Speer, however, is also integral to a part of King’s legacy, as a huge part of King’s estate is being sold off for an enormous amount of money and part of the deal is being brokered by Speer, at the order of King’s numerous cousins, the most prominent of which is wonderfully played by Beau Bridges. It’s a familiar scenario given an interesting twist: Further ensuring his family’s fiscal legacy comes with the irksome caveat that Speer will also benefit, but reneging on the more or less agreed-upon land deal gives Scottie a chance to enjoy her family’s lush property, recuperating the King family’s public image and stick it to Speer, even after his wife (Judy Greer) cops to being aware of his infidelity.
The surprising effectiveness and dense emotional landscape of The Descendants comes from Payne’s ability to touch on so many relevant themes without feeling labored, and the director never strains to provide a pointed conclusion to his unique thoughts on family, wealth, parenthood, marriage, and, yes, death. The rich man chooses to do what is best for the community and, in tow, regains trust and hope in his children, but his redemption isn’t clean, nor is he a man reborn. The film’s best moment is King’s exhilarating run from his home to the home of a couple who knew about Speer before he did, which suggests an explosive madness in King, an unseen, wild desperation. But the film’s most surprising moment is when King kisses Speer’s wife on the lips, right after more or less exonerating Speer of his deeds. In Payne’s world, forgiveness is an intensely personal matter, one that doesn’t necessarily mean that you’re going out the back door quietly.
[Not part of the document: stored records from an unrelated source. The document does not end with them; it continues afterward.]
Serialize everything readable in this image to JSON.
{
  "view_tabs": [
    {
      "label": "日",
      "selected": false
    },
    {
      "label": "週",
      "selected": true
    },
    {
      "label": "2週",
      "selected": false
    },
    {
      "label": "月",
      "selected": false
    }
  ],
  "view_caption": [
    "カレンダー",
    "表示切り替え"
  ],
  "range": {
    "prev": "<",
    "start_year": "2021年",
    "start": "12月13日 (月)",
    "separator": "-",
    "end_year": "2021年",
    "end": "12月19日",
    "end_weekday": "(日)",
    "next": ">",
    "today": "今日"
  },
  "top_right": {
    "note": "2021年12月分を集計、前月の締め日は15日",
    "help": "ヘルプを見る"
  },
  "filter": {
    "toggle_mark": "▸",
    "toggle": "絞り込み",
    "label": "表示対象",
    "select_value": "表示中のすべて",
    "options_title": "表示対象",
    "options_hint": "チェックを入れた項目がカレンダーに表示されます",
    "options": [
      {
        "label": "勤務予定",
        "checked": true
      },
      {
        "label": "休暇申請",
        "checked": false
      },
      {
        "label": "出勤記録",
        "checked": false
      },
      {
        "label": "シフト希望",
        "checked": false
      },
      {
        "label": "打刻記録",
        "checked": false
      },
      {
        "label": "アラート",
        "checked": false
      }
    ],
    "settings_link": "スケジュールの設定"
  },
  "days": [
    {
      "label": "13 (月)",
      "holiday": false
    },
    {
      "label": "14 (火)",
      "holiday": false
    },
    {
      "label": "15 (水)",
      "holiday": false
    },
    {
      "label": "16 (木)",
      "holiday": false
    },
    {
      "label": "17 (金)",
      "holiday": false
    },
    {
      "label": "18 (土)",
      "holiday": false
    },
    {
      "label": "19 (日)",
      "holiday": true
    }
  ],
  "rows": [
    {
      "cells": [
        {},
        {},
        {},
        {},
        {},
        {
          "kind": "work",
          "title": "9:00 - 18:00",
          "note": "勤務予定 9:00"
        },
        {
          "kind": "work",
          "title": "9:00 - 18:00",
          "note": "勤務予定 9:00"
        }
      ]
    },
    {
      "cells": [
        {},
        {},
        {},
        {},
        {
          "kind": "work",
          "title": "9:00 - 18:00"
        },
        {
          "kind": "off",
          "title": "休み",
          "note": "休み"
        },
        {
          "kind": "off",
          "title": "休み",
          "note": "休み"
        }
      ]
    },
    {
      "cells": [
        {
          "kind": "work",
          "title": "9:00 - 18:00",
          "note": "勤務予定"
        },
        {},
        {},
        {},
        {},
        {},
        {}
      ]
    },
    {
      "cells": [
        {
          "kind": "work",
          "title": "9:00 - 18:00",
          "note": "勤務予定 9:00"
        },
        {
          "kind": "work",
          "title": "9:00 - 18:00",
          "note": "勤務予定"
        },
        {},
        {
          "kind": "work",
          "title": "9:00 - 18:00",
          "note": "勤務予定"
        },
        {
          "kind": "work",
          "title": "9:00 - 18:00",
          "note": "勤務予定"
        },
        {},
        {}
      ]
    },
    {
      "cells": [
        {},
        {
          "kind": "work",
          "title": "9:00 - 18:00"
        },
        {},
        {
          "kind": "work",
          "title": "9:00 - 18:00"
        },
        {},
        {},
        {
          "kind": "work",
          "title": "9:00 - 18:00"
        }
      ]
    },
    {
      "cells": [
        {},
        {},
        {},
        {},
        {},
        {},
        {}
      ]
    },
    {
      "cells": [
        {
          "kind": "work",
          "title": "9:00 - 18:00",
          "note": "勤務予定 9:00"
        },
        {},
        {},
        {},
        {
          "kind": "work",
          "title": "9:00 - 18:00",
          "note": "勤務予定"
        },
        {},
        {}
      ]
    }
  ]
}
Fox's 1080p/AVC-encoded transfer handles colors, especially greens and blues, remarkably well, which makes all the difference. The island's forestry looks absolutely stunning and the water is clear and sparkling. Clarity and texture are also fantastic, catching the details of the Hawaiian decors and clothing beautifully; Hawaiian architecture and Monsieur Bahama have rarely looked this good. The audio is also impressive. Alexander Payne, Nat Faxon, and Jim Rash 's superb dialogue is out front, while the tropical ambience, sound effects, and traditional songs are balanced exceptionally well in the back mix. This is a very good package for what is ostensibly a very modest film.
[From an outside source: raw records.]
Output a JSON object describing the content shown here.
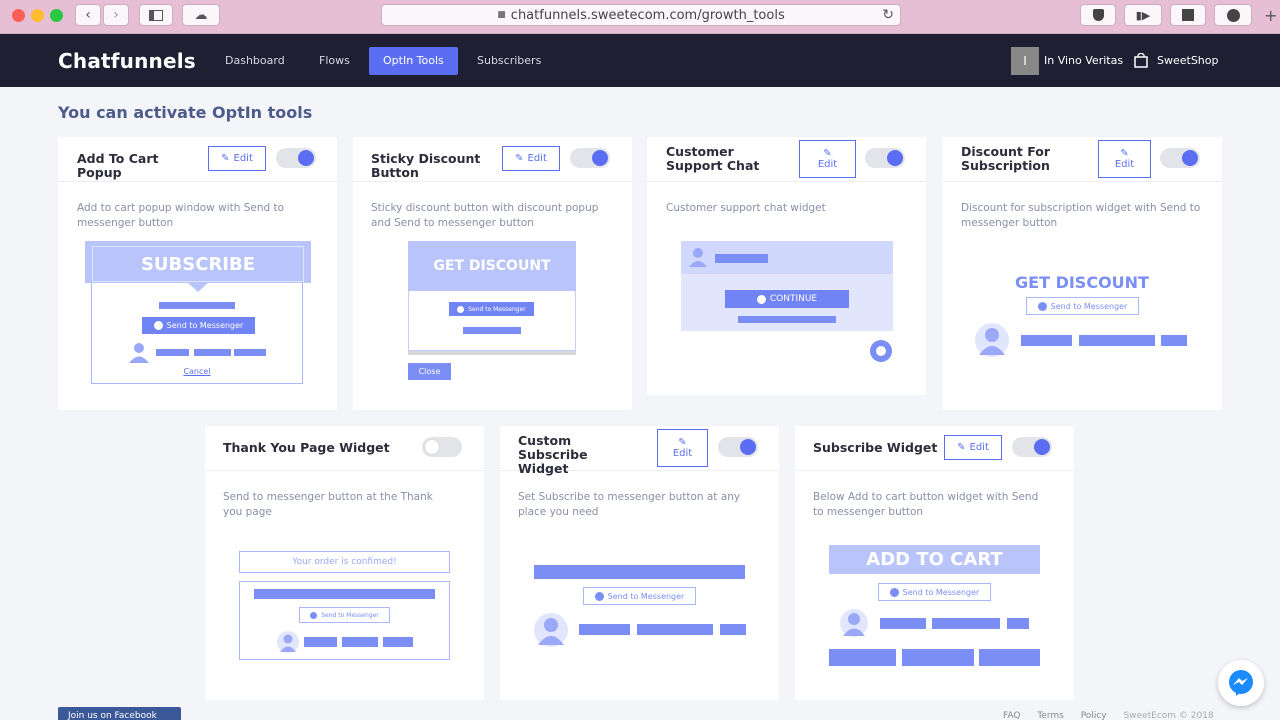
{
  "browser": {
    "url": "chatfunnels.sweetecom.com/growth_tools"
  },
  "nav": {
    "brand": "Chatfunnels",
    "links": [
      "Dashboard",
      "Flows",
      "OptIn Tools",
      "Subscribers"
    ],
    "active_index": 2,
    "store_initial": "I",
    "store_name": "In Vino Veritas",
    "shop_name": "SweetShop"
  },
  "page_title": "You can activate OptIn tools",
  "edit_label": "Edit",
  "cards": [
    {
      "title": "Add To Cart Popup",
      "desc": "Add to cart popup window with Send to messenger button",
      "enabled": true
    },
    {
      "title": "Sticky Discount Button",
      "desc": "Sticky discount button with discount popup and Send to messenger button",
      "enabled": true
    },
    {
      "title": "Customer Support Chat",
      "desc": "Customer support chat widget",
      "enabled": true
    },
    {
      "title": "Discount For Subscription",
      "desc": "Discount for subscription widget with Send to messenger button",
      "enabled": true
    },
    {
      "title": "Thank You Page Widget",
      "desc": "Send to messenger button at the Thank you page",
      "enabled": false
    },
    {
      "title": "Custom Subscribe Widget",
      "desc": "Set Subscribe to messenger button at any place you need",
      "enabled": true
    },
    {
      "title": "Subscribe Widget",
      "desc": "Below Add to cart button widget with Send to messenger button",
      "enabled": true
    }
  ],
  "previews": {
    "subscribe": "SUBSCRIBE",
    "send_to_messenger": "Send to Messenger",
    "cancel": "Cancel",
    "get_discount": "GET DISCOUNT",
    "close": "Close",
    "continue": "CONTINUE",
    "order_confirmed": "Your order is confimed!",
    "add_to_cart": "ADD TO CART"
  },
  "footer": {
    "facebook": "Join us on Facebook",
    "links": [
      "FAQ",
      "Terms",
      "Policy",
      "SweetEcom © 2018"
    ]
  },
  "colors": {
    "accent": "#5b6ef3",
    "nav_bg": "#1f1f33",
    "preview": "#7b8ef5"
  }
}
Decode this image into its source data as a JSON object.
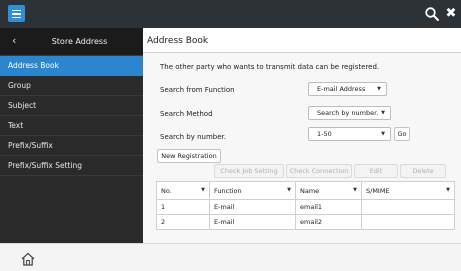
{
  "sidebar": {
    "title": "Store Address",
    "back_icon": "chevron-left-icon",
    "items": [
      {
        "label": "Address Book",
        "active": true
      },
      {
        "label": "Group"
      },
      {
        "label": "Subject"
      },
      {
        "label": "Text"
      },
      {
        "label": "Prefix/Suffix"
      },
      {
        "label": "Prefix/Suffix Setting"
      }
    ]
  },
  "topbar": {
    "menu_icon": "hamburger-menu-icon",
    "search_icon": "search-icon",
    "close_icon": "close-icon",
    "close_glyph": "✖"
  },
  "main": {
    "title": "Address Book",
    "description": "The other party who wants to transmit data can be registered.",
    "search_from_function": {
      "label": "Search from Function",
      "value": "E-mail Address"
    },
    "search_method": {
      "label": "Search Method",
      "value": "Search by number."
    },
    "search_by_number": {
      "label": "Search by number.",
      "value": "1-50",
      "go_label": "Go"
    },
    "buttons": {
      "new_registration": "New Registration",
      "check_job_setting": "Check Job Setting",
      "check_connection": "Check Connection",
      "edit": "Edit",
      "delete": "Delete"
    },
    "table": {
      "headers": [
        "No.",
        "Function",
        "Name",
        "S/MIME"
      ],
      "rows": [
        [
          "1",
          "E-mail",
          "email1",
          ""
        ],
        [
          "2",
          "E-mail",
          "email2",
          ""
        ]
      ]
    }
  },
  "bottombar": {
    "home_icon": "home-icon"
  },
  "colors": {
    "accent": "#2b86cf",
    "topbar": "#2d3237",
    "sidebar": "#2a2a2a"
  }
}
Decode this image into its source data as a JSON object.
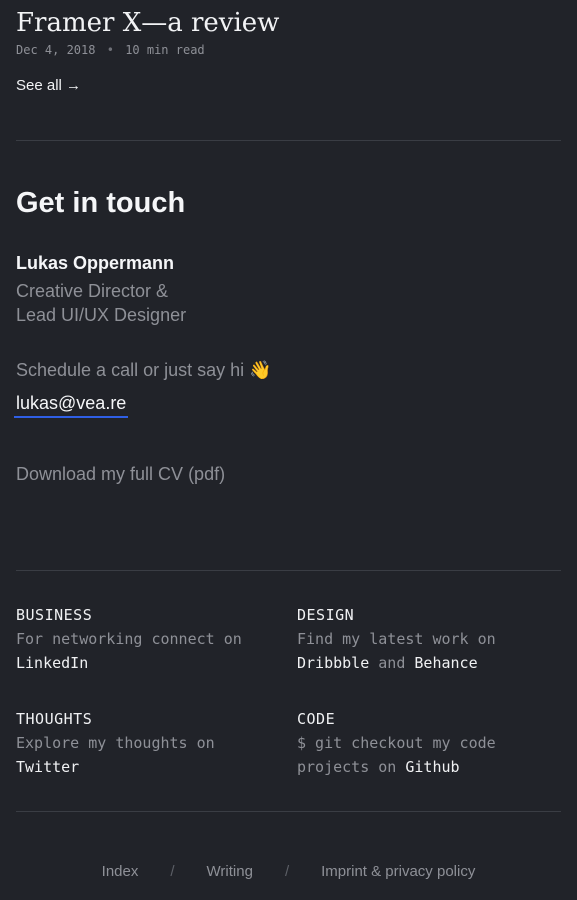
{
  "latest_post": {
    "title": "Framer X—a review",
    "date": "Dec 4, 2018",
    "separator": "•",
    "read_time": "10 min read",
    "see_all": "See all →"
  },
  "contact": {
    "heading": "Get in touch",
    "name": "Lukas Oppermann",
    "role_line1": "Creative Director &",
    "role_line2": "Lead UI/UX Designer",
    "schedule_text": "Schedule a call or just say hi 👋",
    "email": "lukas@vea.re",
    "cv_link": "Download my full CV (pdf)"
  },
  "links": {
    "business": {
      "heading": "BUSINESS",
      "text": "For networking connect on",
      "link": "LinkedIn"
    },
    "design": {
      "heading": "DESIGN",
      "text": "Find my latest work on",
      "link1": "Dribbble",
      "joiner": "and",
      "link2": "Behance"
    },
    "thoughts": {
      "heading": "THOUGHTS",
      "text": "Explore my thoughts on",
      "link": "Twitter"
    },
    "code": {
      "heading": "CODE",
      "text_line1": "$ git checkout my code",
      "text_line2": "projects on",
      "link": "Github"
    }
  },
  "footer": {
    "items": [
      "Index",
      "Writing",
      "Imprint & privacy policy"
    ],
    "separator": "/"
  },
  "colors": {
    "background": "#212329",
    "text": "#f2f3f5",
    "muted": "#8e9097",
    "accent_underline": "#2f5fe6",
    "rule": "#3a3d44"
  }
}
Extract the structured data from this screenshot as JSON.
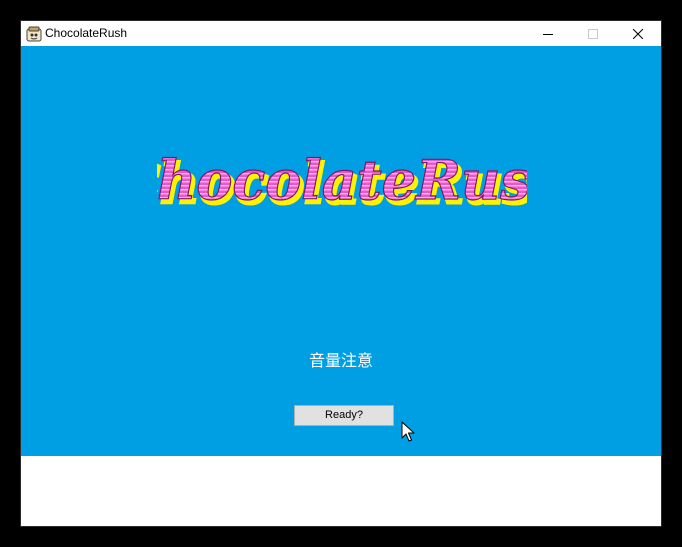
{
  "window": {
    "title": "ChocolateRush",
    "app_icon": "game-app-icon",
    "controls": {
      "minimize_icon": "minimize-icon",
      "maximize_icon": "maximize-icon",
      "close_icon": "close-icon"
    }
  },
  "game": {
    "logo_text": "ChocolateRush",
    "volume_warning": "音量注意",
    "ready_label": "Ready?",
    "background_color": "#009fe4",
    "logo_colors": {
      "main": "#e858c8",
      "stripe": "#ffb0ee",
      "shadow": "#fff200",
      "outline": "#7a1a6a"
    }
  },
  "cursor": {
    "icon": "mouse-pointer-icon"
  }
}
The deleted scenes are the big gimme here, and Payne introduces them warmly. Each scene is interesting and wouldn't have felt out of place in the film's extended narrative. The making-of featurettes, however, are largely throwaways, including ones on casting, George Clooney's persona, island life, and Payne. There are two particularly interesting featurettes dealing with the history of Hawaii, one of which features beautiful early footage of a traditional Hawaiian parade. A video conversation between Clooney and Payne is also a worthy watch, though I wished that the entire cast were able to discuss the work as an ensemble. Music videos, a theatrical trailer, and DVD and digital copies of the film are also included.
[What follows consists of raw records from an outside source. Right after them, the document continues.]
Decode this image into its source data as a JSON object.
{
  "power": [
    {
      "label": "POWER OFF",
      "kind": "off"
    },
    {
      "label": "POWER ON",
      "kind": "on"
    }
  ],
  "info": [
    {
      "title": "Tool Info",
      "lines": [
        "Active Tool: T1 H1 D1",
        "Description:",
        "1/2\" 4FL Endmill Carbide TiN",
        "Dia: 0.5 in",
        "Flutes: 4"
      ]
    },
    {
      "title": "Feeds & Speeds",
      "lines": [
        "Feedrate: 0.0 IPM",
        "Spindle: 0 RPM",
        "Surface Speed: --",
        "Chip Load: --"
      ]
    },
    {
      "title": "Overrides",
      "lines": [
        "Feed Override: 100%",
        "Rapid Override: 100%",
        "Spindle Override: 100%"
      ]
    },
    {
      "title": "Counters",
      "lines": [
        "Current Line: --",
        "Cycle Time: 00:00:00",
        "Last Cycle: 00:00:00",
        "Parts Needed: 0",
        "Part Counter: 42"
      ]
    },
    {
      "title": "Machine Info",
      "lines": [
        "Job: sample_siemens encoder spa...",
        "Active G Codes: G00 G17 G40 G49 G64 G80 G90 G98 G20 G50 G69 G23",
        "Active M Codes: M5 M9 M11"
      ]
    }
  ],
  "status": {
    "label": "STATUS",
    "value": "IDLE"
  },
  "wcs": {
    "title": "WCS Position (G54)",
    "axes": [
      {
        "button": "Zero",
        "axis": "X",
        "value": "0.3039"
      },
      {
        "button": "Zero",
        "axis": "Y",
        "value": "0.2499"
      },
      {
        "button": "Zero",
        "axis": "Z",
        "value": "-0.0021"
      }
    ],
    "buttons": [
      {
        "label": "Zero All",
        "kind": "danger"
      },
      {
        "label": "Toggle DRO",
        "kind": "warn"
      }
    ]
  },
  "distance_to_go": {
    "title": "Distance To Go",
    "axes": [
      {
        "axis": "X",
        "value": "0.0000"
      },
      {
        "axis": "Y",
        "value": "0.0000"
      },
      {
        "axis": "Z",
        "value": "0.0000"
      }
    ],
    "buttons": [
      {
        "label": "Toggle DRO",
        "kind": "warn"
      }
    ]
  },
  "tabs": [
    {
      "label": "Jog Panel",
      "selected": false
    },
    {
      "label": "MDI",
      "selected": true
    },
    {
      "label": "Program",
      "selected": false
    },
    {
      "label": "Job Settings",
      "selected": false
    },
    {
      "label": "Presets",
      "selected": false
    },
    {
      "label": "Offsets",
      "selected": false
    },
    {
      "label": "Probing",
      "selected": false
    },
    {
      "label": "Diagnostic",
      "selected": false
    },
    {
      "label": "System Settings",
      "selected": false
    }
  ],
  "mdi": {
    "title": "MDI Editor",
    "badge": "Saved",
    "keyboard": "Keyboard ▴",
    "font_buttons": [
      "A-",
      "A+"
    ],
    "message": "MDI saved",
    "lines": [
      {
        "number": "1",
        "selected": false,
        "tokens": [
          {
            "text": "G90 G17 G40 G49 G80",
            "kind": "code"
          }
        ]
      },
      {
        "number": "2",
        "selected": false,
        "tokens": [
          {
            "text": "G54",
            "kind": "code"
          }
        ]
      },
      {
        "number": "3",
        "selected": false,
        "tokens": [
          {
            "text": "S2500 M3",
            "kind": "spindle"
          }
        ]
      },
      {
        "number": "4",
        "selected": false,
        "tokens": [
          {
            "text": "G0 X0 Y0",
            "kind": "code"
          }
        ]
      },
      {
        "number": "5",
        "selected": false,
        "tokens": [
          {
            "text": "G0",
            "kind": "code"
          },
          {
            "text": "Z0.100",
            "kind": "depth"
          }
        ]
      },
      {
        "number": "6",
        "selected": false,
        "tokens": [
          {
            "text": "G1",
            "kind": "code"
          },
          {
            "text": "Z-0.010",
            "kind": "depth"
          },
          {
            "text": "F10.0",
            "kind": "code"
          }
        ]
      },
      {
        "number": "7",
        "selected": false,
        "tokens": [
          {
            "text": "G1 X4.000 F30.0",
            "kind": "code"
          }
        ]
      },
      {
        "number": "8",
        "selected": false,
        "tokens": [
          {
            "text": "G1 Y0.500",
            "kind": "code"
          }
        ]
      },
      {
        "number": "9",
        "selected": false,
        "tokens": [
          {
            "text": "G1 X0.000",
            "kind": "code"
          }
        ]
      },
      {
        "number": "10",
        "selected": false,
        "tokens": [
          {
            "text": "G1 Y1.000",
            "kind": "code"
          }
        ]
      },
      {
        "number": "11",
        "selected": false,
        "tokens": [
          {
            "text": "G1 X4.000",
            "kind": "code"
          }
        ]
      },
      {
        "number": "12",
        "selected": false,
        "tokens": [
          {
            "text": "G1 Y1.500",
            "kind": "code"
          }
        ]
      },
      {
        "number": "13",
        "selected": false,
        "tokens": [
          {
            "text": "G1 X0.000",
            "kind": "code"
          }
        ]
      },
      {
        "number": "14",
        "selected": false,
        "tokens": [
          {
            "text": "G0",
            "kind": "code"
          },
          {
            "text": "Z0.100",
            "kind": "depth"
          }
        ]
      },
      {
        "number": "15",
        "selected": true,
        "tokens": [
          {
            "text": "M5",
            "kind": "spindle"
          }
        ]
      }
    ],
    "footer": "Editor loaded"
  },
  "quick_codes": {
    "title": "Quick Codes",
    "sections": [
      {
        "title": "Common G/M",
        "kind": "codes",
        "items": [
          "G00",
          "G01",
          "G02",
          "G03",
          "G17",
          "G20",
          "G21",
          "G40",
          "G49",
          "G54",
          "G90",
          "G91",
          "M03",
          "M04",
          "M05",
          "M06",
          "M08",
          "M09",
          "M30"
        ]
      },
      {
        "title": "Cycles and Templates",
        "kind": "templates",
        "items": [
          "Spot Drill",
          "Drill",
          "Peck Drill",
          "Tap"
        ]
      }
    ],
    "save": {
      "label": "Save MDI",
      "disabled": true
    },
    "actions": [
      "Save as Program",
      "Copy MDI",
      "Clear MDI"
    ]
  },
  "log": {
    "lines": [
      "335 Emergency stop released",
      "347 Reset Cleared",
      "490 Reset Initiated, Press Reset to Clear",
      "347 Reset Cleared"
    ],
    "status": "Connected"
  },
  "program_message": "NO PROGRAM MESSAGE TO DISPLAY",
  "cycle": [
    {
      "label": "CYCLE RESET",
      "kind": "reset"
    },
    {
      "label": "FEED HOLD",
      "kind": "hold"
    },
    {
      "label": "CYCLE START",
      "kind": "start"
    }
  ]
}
Alexander Payne's lovely, resonant fifth film does the hula on a lonely island of imminent death and wasted life, and receives an excellent transfer from Fox, coupled with a mixed bag of extras.